* Required work *
Write the records below out again exactly as given, with no images.

* Items from a dataset *
· · · · · · ·

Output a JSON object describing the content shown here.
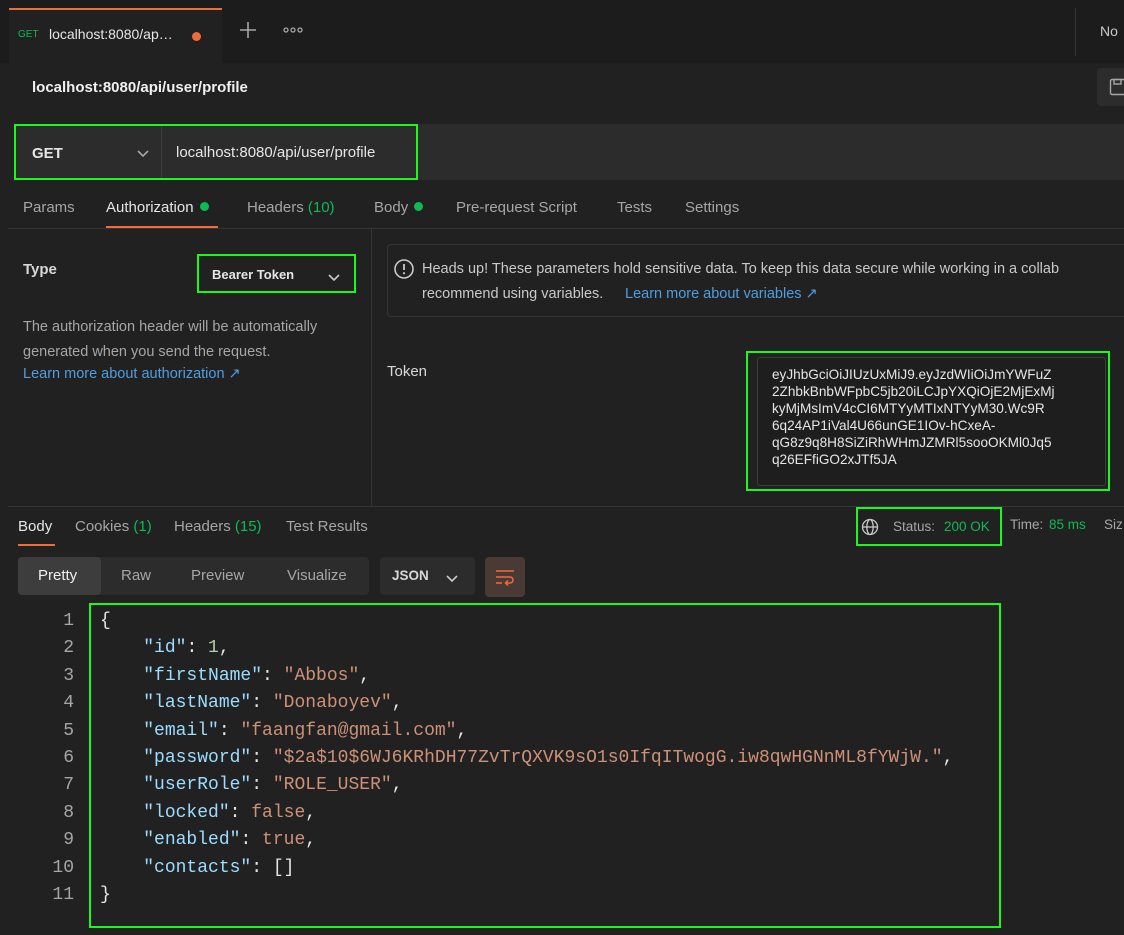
{
  "request_tab": {
    "method": "GET",
    "title": "localhost:8080/ap…"
  },
  "env_selector": {
    "label": "No"
  },
  "toolbar": {
    "add_icon": "plus-icon",
    "more_icon": "ellipsis-icon"
  },
  "request_name": "localhost:8080/api/user/profile",
  "url_bar": {
    "method": "GET",
    "url": "localhost:8080/api/user/profile"
  },
  "request_tabs": [
    {
      "label": "Params"
    },
    {
      "label": "Authorization"
    },
    {
      "label": "Headers",
      "count": "(10)"
    },
    {
      "label": "Body"
    },
    {
      "label": "Pre-request Script"
    },
    {
      "label": "Tests"
    },
    {
      "label": "Settings"
    }
  ],
  "auth": {
    "type_label": "Type",
    "type_value": "Bearer Token",
    "description": "The authorization header will be automatically generated when you send the request.",
    "learn_more": "Learn more about authorization ↗",
    "notice_line1": "Heads up! These parameters hold sensitive data. To keep this data secure while working in a collab",
    "notice_line2_text": "recommend using variables.",
    "notice_link": "Learn more about variables ↗",
    "token_label": "Token",
    "token_value": "eyJhbGciOiJIUzUxMiJ9.eyJzdWIiOiJmYWFuZ2ZhbkBnbWFpbC5jb20iLCJpYXQiOjE2MjExMjkyMjMsImV4cCI6MTYyMTIxNTYyM30.Wc9R6q24AP1iVal4U66unGE1IOv-hCxeA-qG8z9q8H8SiZiRhWHmJZMRl5sooOKMl0Jq5q26EFfiGO2xJTf5JA",
    "token_lines": [
      "eyJhbGciOiJIUzUxMiJ9.eyJzdWIiOiJmYWFuZ",
      "2ZhbkBnbWFpbC5jb20iLCJpYXQiOjE2MjExMj",
      "kyMjMsImV4cCI6MTYyMTIxNTYyM30.Wc9R",
      "6q24AP1iVal4U66unGE1IOv-hCxeA-",
      "qG8z9q8H8SiZiRhWHmJZMRl5sooOKMl0Jq5",
      "q26EFfiGO2xJTf5JA"
    ]
  },
  "response_tabs": [
    {
      "label": "Body"
    },
    {
      "label": "Cookies",
      "count": "(1)"
    },
    {
      "label": "Headers",
      "count": "(15)"
    },
    {
      "label": "Test Results"
    }
  ],
  "response_meta": {
    "status_label": "Status:",
    "status_value": "200 OK",
    "time_label": "Time:",
    "time_value": "85 ms",
    "size_label": "Siz"
  },
  "view_modes": [
    "Pretty",
    "Raw",
    "Preview",
    "Visualize"
  ],
  "format": "JSON",
  "code": {
    "line_numbers": [
      "1",
      "2",
      "3",
      "4",
      "5",
      "6",
      "7",
      "8",
      "9",
      "10",
      "11"
    ],
    "open_brace": "{",
    "close_brace": "}",
    "entries": [
      {
        "key": "\"id\"",
        "value": "1",
        "kind": "num"
      },
      {
        "key": "\"firstName\"",
        "value": "\"Abbos\"",
        "kind": "str"
      },
      {
        "key": "\"lastName\"",
        "value": "\"Donaboyev\"",
        "kind": "str"
      },
      {
        "key": "\"email\"",
        "value": "\"faangfan@gmail.com\"",
        "kind": "str"
      },
      {
        "key": "\"password\"",
        "value": "\"$2a$10$6WJ6KRhDH77ZvTrQXVK9sO1s0IfqITwogG.iw8qwHGNnML8fYWjW.\"",
        "kind": "str"
      },
      {
        "key": "\"userRole\"",
        "value": "\"ROLE_USER\"",
        "kind": "str"
      },
      {
        "key": "\"locked\"",
        "value": "false",
        "kind": "kw"
      },
      {
        "key": "\"enabled\"",
        "value": "true",
        "kind": "kw"
      },
      {
        "key": "\"contacts\"",
        "value": "[]",
        "kind": "pun"
      }
    ]
  }
}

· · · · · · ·

* Expected answer *
Output a JSON object describing the content shown here.
{
  "request_tab": {
    "method": "GET",
    "title": "localhost:8080/ap…"
  },
  "env_selector": {
    "label": "No"
  },
  "toolbar": {
    "add_icon": "plus-icon",
    "more_icon": "ellipsis-icon"
  },
  "request_name": "localhost:8080/api/user/profile",
  "url_bar": {
    "method": "GET",
    "url": "localhost:8080/api/user/profile"
  },
  "request_tabs": [
    {
      "label": "Params"
    },
    {
      "label": "Authorization"
    },
    {
      "label": "Headers",
      "count": "(10)"
    },
    {
      "label": "Body"
    },
    {
      "label": "Pre-request Script"
    },
    {
      "label": "Tests"
    },
    {
      "label": "Settings"
    }
  ],
  "auth": {
    "type_label": "Type",
    "type_value": "Bearer Token",
    "description": "The authorization header will be automatically generated when you send the request.",
    "learn_more": "Learn more about authorization ↗",
    "notice_line1": "Heads up! These parameters hold sensitive data. To keep this data secure while working in a collab",
    "notice_line2_text": "recommend using variables.",
    "notice_link": "Learn more about variables ↗",
    "token_label": "Token",
    "token_value": "eyJhbGciOiJIUzUxMiJ9.eyJzdWIiOiJmYWFuZ2ZhbkBnbWFpbC5jb20iLCJpYXQiOjE2MjExMjkyMjMsImV4cCI6MTYyMTIxNTYyM30.Wc9R6q24AP1iVal4U66unGE1IOv-hCxeA-qG8z9q8H8SiZiRhWHmJZMRl5sooOKMl0Jq5q26EFfiGO2xJTf5JA",
    "token_lines": [
      "eyJhbGciOiJIUzUxMiJ9.eyJzdWIiOiJmYWFuZ",
      "2ZhbkBnbWFpbC5jb20iLCJpYXQiOjE2MjExMj",
      "kyMjMsImV4cCI6MTYyMTIxNTYyM30.Wc9R",
      "6q24AP1iVal4U66unGE1IOv-hCxeA-",
      "qG8z9q8H8SiZiRhWHmJZMRl5sooOKMl0Jq5",
      "q26EFfiGO2xJTf5JA"
    ]
  },
  "response_tabs": [
    {
      "label": "Body"
    },
    {
      "label": "Cookies",
      "count": "(1)"
    },
    {
      "label": "Headers",
      "count": "(15)"
    },
    {
      "label": "Test Results"
    }
  ],
  "response_meta": {
    "status_label": "Status:",
    "status_value": "200 OK",
    "time_label": "Time:",
    "time_value": "85 ms",
    "size_label": "Siz"
  },
  "view_modes": [
    "Pretty",
    "Raw",
    "Preview",
    "Visualize"
  ],
  "format": "JSON",
  "code": {
    "line_numbers": [
      "1",
      "2",
      "3",
      "4",
      "5",
      "6",
      "7",
      "8",
      "9",
      "10",
      "11"
    ],
    "open_brace": "{",
    "close_brace": "}",
    "entries": [
      {
        "key": "\"id\"",
        "value": "1",
        "kind": "num"
      },
      {
        "key": "\"firstName\"",
        "value": "\"Abbos\"",
        "kind": "str"
      },
      {
        "key": "\"lastName\"",
        "value": "\"Donaboyev\"",
        "kind": "str"
      },
      {
        "key": "\"email\"",
        "value": "\"faangfan@gmail.com\"",
        "kind": "str"
      },
      {
        "key": "\"password\"",
        "value": "\"$2a$10$6WJ6KRhDH77ZvTrQXVK9sO1s0IfqITwogG.iw8qwHGNnML8fYWjW.\"",
        "kind": "str"
      },
      {
        "key": "\"userRole\"",
        "value": "\"ROLE_USER\"",
        "kind": "str"
      },
      {
        "key": "\"locked\"",
        "value": "false",
        "kind": "kw"
      },
      {
        "key": "\"enabled\"",
        "value": "true",
        "kind": "kw"
      },
      {
        "key": "\"contacts\"",
        "value": "[]",
        "kind": "pun"
      }
    ]
  }
}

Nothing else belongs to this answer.